Admittedly, I arrived at work this Monday morning a bit out of sorts. It's the first Monday in the summer, news is flat, I'm down on the quality of work I've been doing recently, so basically, I wasn't in much of a mood for cartooning today. Apparently this afflicts people in other jobs all the time, but for me it's a rare thing. I like cartooning - usually. But today following a period of melancholy, I decided to shake things up a bit - to test my boundaries more than usual. Forget about drawing something on Stephane Dion's Green Shift carbon tax or on Hamilton's LRT proposal, I thought. The gruel was thin in this morning's reports and I couldn't pin down a newsy subject that was worthy of cartooning on... except for the passing of the great comedian George Carlin:
Perhaps to little surprise this cartoon was spiked. I went into drawing this thinking it had a chance since newspaper editors often enter into heated discussions regarding the appropriateness of printing swear words. I suppose in this case the very act of making people think
of the words I'm alluding to is too hot for print in a family newspaper, even though they were the very words which audiences expected to hear George Carlin utter whenever he took to the stage.
George Carlin was arrested for speaking these words before an audience back in the early 1970's, and even after it went to the Supreme Court, the words were deemed obscene and to this day remain unmentionable on American network TV. Still, he was a pioneer of pushing the envelope on a vast array of touchy subjects and legions of comedy writers thereafter were able to expand the boundaries of expression thanks to the trail blazing of comedians like George Carlin.
In a perfect world the editorial cartoonist should be able to use his little rectangle on the Editorial page to state what ever opinion he wants to draw on the same way a comedian uses a microphone to state whatever opinion he wants to say. The fact is there are limitations on both professions of satire with examples ranging from the no-no of drawing an Islamic prophet to the taboo of uttering the "n-word" in a comedy club. Making people think dirty words in this particular mainstream daily family orientated daily newspaper is apparently another no-no. I'm not saying that's a good or bad thing because I simply don't have the energy to argue my freedom of expression over this cartoon all the way to the Supreme Court, or more realistically the Editor-in-Chief.

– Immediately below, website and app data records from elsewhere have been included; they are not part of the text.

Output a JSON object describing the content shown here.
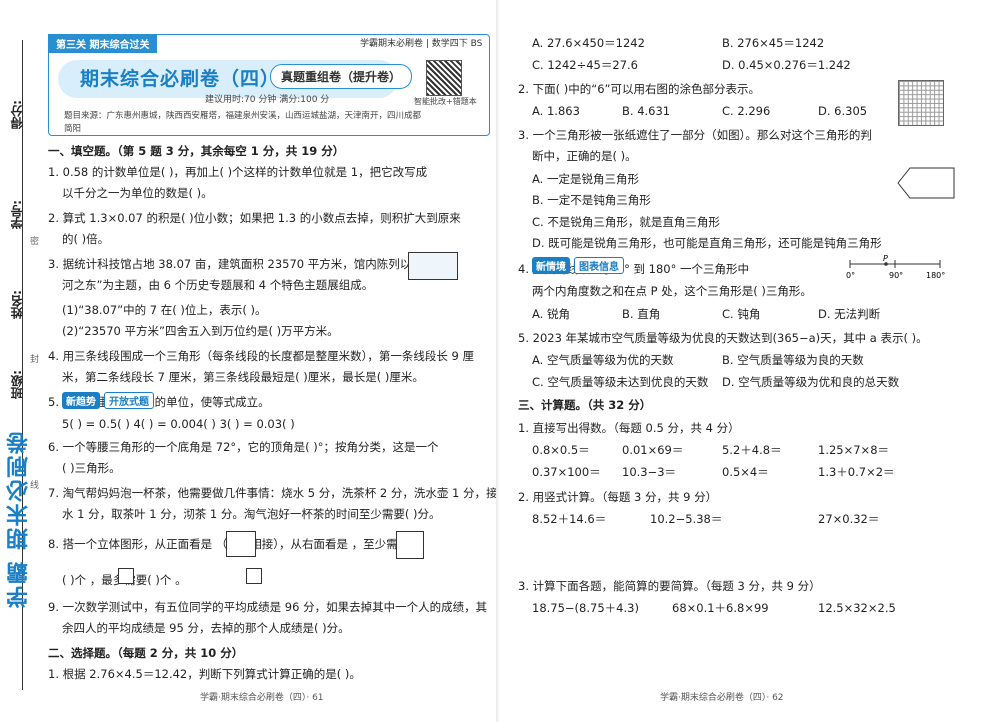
{
  "left": {
    "binding": {
      "score": "得分:",
      "student_id": "学号:",
      "name": "姓名:",
      "class": "班级:",
      "mi": "密",
      "feng": "封",
      "xian": "线",
      "brand": "学霸 期末必刷卷"
    },
    "header": {
      "tag": "第三关 期末综合过关",
      "series": "学霸期末必刷卷 | 数学四下 BS",
      "title": "期末综合必刷卷（四）",
      "subtitle": "真题重组卷（提升卷）",
      "meta": "建议用时:70 分钟      满分:100 分",
      "qr_caption": "智能批改+错题本",
      "source": "题目来源：广东惠州惠城，陕西西安雁塔，福建泉州安溪，山西运城盐湖，天津南开，四川成都简阳"
    },
    "lines": [
      "一、填空题。（第 5 题 3 分，其余每空 1 分，共 19 分）",
      "1. 0.58 的计数单位是(      )，再加上(      )个这样的计数单位就是 1，把它改写成",
      "以千分之一为单位的数是(      )。",
      "2. 算式 1.3×0.07 的积是(      )位小数；如果把 1.3 的小数点去掉，则积扩大到原来",
      "的(      )倍。",
      "3. 据统计科技馆占地 38.07 亩，建筑面积 23570 平方米，馆内陈列以“大",
      "河之东”为主题，由 6 个历史专题展和 4 个特色主题展组成。",
      "(1)“38.07”中的 7 在(      )位上，表示(      )。",
      "(2)“23570 平方米”四舍五入到万位约是(      )万平方米。",
      "4. 用三条线段围成一个三角形（每条线段的长度都是整厘米数），第一条线段长 9 厘",
      "米，第二条线段长 7 厘米，第三条线段最短是(      )厘米，最长是(      )厘米。",
      "5.                          在括号里填上合适的单位，使等式成立。",
      "5(      ) = 0.5(      )        4(      ) = 0.004(      )        3(      ) = 0.03(      )",
      "6. 一个等腰三角形的一个底角是 72°，它的顶角是(      )°；按角分类，这是一个",
      "(      )三角形。",
      "7. 淘气帮妈妈泡一杯茶，他需要做几件事情：烧水 5 分，洗茶杯 2 分，洗水壶 1 分，接",
      "水 1 分，取茶叶 1 分，沏茶 1 分。淘气泡好一杯茶的时间至少需要(      )分。",
      "8. 搭一个立体图形，从正面看是          （面面相接），从右面看是          ，至少需要",
      "(      )个       ，最多需要(      )个       。",
      "9. 一次数学测试中，有五位同学的平均成绩是 96 分，如果去掉其中一个人的成绩，其",
      "余四人的平均成绩是 95 分，去掉的那个人成绩是(      )分。",
      "二、选择题。（每题 2 分，共 10 分）",
      "1. 根据 2.76×4.5＝12.42，判断下列算式计算正确的是(      )。"
    ],
    "badge_new": "新趋势",
    "badge_open": "开放式题",
    "footer": "学霸·期末综合必刷卷（四）· 61"
  },
  "right": {
    "lines": [
      "A. 27.6×450＝1242",
      "B. 276×45＝1242",
      "C. 1242÷45＝27.6",
      "D. 0.45×0.276＝1.242",
      "2. 下面(      )中的“6”可以用右图的涂色部分表示。",
      "A. 1.863",
      "B. 4.631",
      "C. 2.296",
      "D. 6.305",
      "3. 一个三角形被一张纸遮住了一部分（如图）。那么对这个三角形的判",
      "断中，正确的是(      )。",
      "A. 一定是锐角三角形",
      "B. 一定不是钝角三角形",
      "C. 不是锐角三角形，就是直角三角形",
      "D. 既可能是锐角三角形，也可能是直角三角形，还可能是钝角三角形",
      "4.                        如图的线段表示 0° 到 180° 一个三角形中",
      "两个内角度数之和在点 P 处，这个三角形是(      )三角形。",
      "A. 锐角",
      "B. 直角",
      "C. 钝角",
      "D. 无法判断",
      "5. 2023 年某城市空气质量等级为优良的天数达到(365−a)天，其中 a 表示(      )。",
      "A. 空气质量等级为优的天数",
      "B. 空气质量等级为良的天数",
      "C. 空气质量等级未达到优良的天数",
      "D. 空气质量等级为优和良的总天数",
      "三、计算题。（共 32 分）",
      "1. 直接写出得数。（每题 0.5 分，共 4 分）",
      "0.8×0.5＝",
      "0.01×69＝",
      "5.2＋4.8＝",
      "1.25×7×8＝",
      "0.37×100＝",
      "10.3−3＝",
      "0.5×4＝",
      "1.3＋0.7×2＝",
      "2. 用竖式计算。（每题 3 分，共 9 分）",
      "8.52＋14.6＝",
      "10.2−5.38＝",
      "27×0.32＝",
      "3. 计算下面各题，能简算的要简算。（每题 3 分，共 9 分）",
      "18.75−(8.75＋4.3)",
      "68×0.1＋6.8×99",
      "12.5×32×2.5"
    ],
    "badge_new": "新情境",
    "badge_chart": "图表信息",
    "axis": {
      "zero": "0°",
      "p": "P",
      "ninety": "90°",
      "oneeighty": "180°"
    },
    "footer": "学霸·期末综合必刷卷（四）· 62"
  }
}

As a father of two little girls I'm like any other well meaning parent protectorate shielding their ears and eyes from the dirty words and images of society and teaching them not to say any of those words if they happen to get through the filters. (I'm not exactly an advocate of swearing anyway, as it would take the severing of a limb or a similar calamity before anyone would hear me drop the f-bomb.) Eventually, my kids will learn that the inappropriateness of swearing is as mythical as the existence of Santa. When they move on in later years to their jobs be they in retail stores, factory floors, or seated at boardroom tables, they'll hear how George Carlin's 7 dirty words have become an ingrained component of English dialogue.
What is it with the English speaking world that swearing is so tolerable and pervasive in conversation off the record but so taboo when in print or when recorded? Does this go on in other world languages? My impression is no, but who knows? What I do know is that making people think of bad words in an editorial cartoon is a taboo. Fine - lesson learned, now back to drawing boring politics cartoons...and... rest in peace George Carlin.
Related to the issue of tribute editorial cartoons, Daryl Cagle asks on his cartoon blog why so many cartoonists drew George Carlin arriving at the pearly gates even though he was an avowed Atheist. He should've asked why cartoonists keep doing pearly gates cartoons everytime some personality dies. Pearly Gates cartoons are lame.
Recently discovered is this ancient stone engraving which may very well be the first pearly gates cartoon in the history of mankind. From a cavern from the western flank of Arabah valley in Jordan: